Frogmore Plantation Church

Making History at Frogmore Plantation

Learn the stories of Civil War soldiers, cotton kingpins, and those who were enslaved at a 19th-century plantation where cotton is still farmed today.

Time-travel machines may be a work of fiction, but at Frogmore Cotton Plantation and Gins, you can get pretty darn close to feeling like you've stepped into one.

This is an 1,800-acre cotton farm and museum whose history stretches back to circa 1815. Built near Native American mounds in the fertile Mississippi Delta, Frogmore's guides take visitors through the plantation's wild backstory, from its heyday as a stop along the Natchez-to-Natchitoches wagon trail, to its prominence as a Civil War encampment, to its present life as a working cotton operation.

The fact that Frogmore continues to be farmed after 200 years makes it unique among plantation museums. "There’s no other cotton plantation in the South that is a museum and is actively being farmed," Lynette Tanner, owner of Frogmore Plantation said.

Frogmore Plantation Cotton Gin

Learn about cotton ginning at Frogmore Plantation.

Cotton Gin

See machinery of the past.


Walk through historic cabins.

Frogmore Plantation Store

Pick up some trinkets at the Frogmore Plantation store.

Frogmore Plantation's history is mysterious as it is fascinating.

Native Americans and the Mysterious Mounds

Tribes arrived here long before French moved into the region during the 1700s - 700 years earlier, in fact.
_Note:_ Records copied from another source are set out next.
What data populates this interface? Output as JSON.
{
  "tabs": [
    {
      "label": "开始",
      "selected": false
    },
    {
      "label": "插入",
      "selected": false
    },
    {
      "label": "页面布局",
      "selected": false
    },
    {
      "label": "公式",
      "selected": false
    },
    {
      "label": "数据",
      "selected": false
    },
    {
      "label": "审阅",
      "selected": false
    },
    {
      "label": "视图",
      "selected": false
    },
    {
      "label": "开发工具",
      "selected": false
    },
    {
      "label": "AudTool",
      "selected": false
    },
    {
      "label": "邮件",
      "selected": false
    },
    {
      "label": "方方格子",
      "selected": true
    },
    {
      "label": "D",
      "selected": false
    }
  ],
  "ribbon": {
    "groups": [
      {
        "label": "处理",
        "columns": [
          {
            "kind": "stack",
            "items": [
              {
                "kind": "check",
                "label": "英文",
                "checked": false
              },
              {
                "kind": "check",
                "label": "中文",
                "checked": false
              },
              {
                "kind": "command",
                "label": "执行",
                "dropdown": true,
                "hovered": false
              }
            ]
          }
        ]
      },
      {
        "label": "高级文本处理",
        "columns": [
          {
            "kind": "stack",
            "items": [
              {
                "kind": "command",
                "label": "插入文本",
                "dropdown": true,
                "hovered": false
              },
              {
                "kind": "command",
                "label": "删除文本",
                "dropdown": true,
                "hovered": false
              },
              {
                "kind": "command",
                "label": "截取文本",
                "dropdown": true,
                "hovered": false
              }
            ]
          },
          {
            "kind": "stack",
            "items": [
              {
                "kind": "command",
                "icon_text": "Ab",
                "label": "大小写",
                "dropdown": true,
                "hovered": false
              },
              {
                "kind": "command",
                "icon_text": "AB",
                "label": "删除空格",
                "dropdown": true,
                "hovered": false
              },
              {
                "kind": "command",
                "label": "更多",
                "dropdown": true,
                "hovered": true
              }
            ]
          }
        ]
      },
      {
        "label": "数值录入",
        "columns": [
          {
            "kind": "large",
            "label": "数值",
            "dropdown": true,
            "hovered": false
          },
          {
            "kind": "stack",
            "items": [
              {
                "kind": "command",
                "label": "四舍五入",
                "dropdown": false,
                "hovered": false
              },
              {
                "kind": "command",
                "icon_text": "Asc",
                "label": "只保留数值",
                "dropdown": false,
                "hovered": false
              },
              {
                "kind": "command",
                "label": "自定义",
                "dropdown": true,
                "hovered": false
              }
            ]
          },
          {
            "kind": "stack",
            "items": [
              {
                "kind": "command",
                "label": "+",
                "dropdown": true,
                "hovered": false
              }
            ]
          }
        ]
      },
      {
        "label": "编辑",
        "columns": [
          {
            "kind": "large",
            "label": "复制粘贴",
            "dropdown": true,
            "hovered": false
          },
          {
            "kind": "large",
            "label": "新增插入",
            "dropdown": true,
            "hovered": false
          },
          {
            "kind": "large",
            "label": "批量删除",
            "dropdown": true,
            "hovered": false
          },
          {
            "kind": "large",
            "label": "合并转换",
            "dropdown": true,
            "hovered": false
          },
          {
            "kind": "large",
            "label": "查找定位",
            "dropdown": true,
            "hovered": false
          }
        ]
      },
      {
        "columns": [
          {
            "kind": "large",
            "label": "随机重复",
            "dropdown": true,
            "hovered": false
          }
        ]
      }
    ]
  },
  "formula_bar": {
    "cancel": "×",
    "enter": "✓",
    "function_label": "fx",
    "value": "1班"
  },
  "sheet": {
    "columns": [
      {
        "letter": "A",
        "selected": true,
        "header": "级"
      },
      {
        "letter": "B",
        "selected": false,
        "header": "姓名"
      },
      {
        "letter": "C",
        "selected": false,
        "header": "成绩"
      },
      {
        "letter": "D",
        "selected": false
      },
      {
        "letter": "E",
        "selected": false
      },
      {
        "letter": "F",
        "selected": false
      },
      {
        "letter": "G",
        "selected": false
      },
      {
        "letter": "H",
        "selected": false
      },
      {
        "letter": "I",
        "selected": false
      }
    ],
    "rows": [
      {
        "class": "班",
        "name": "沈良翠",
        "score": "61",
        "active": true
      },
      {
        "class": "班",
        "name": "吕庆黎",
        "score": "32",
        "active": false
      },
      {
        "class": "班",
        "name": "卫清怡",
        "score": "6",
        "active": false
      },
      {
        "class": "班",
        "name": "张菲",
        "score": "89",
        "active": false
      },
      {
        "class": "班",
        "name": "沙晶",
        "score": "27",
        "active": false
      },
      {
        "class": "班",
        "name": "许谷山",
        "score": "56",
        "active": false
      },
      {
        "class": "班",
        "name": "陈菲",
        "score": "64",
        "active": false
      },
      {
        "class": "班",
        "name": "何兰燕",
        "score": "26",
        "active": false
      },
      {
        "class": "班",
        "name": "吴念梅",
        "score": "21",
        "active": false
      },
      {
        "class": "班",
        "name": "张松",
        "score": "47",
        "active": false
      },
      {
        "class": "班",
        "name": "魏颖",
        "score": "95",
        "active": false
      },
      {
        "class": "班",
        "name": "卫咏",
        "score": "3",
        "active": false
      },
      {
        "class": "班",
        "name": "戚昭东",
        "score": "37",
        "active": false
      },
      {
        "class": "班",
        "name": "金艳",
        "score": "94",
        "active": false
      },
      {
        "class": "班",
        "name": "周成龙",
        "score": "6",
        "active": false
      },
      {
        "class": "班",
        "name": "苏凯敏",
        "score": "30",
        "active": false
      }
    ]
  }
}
Ancient Native American farmers built hundreds of mounds throughout the state, the most famous collections being at Poverty Point and Marksville. At Frogmore, you’ll see one that measures 14 feet high and 200 feet long. The Frogmore mound was built over a walled structure whose use is unclear, leaving more questions than answers about the people who built it. Today, it is one of the 39 mounds along the state’s Ancient Mounds Heritage Area and Trails.

A Stop for West-bound Wagons

Frogmore Plantation was built on an enviable plot of real estate. A farmer named Daniel Morris built the farm along an early wagon trail that stretched from Natchez, Mississippi to Natchitoches, Louisiana. The trade route eventually led to the Camino Real in Texas, and all of this interstate travel meant that Frogmore’s cotton was easy to ship across the South and beyond. By the time the Civil War came to Louisiana, the once-tiny plantation had grown to a massive 2,640 acres.

The Civil War Comes to Frogmore

Picture this: it’s August of 1864, the Civil War’s raging, you’re a Union soldier in a Confederate state and you find a very wealthy friend in the remote plains of central Louisiana. That’s exactly what happened at Frogmore, where its owner, William Gillespie (the son who inherited Frogmore in 1855 after his parents were killed in a train wreck in Burlington, NJ) allowed Union soldiers to camp and stock up on supplies on his property before heading to a raid on Rebel soldiers who’d been spotted along the Tensas River. “Union sympathizers like him weren’t naive,” Tanner said. “They knew the South didn’t have the economic structure to withstand a war.” By aligning himself with the North, Gillespie guaranteed he would continue selling cotton throughout the nation long after the war was over.

Africans’ Road from Slavery to Emancipation

Despite their opposition to secession, many Union-sympathizing planters in Louisiana had slaves. Frogmore had approximately 159. At the museum, visitors learn about the lives of the enslaved living and working on the plantation, the effects of the Civil War on women and children, and includes stops at original slave cabins donated to the plantation. They are furnished as they would have been in the early to mid-1800s. Tanner felt so strongly that the stories of the enslaved needed to be told, that she wrote a book on it entitled "Chained to the Land," available at the museum’s gift shop.

Frogmore Plantation Today

Today, Frogmore Plantation honors the past while keeping an eye on the future. Tanner and her husband, George “Buddy” Tanner, continue working the fields and computerized cotton gin, producing approximately 900 bales of cotton per day. Visitors can see the old way of cotton ginning in comparison to the modern technology that has advanced the process over time. Stop by, try your hand at picking cotton and learn about the rich history of this monument to Louisiana’s heritage.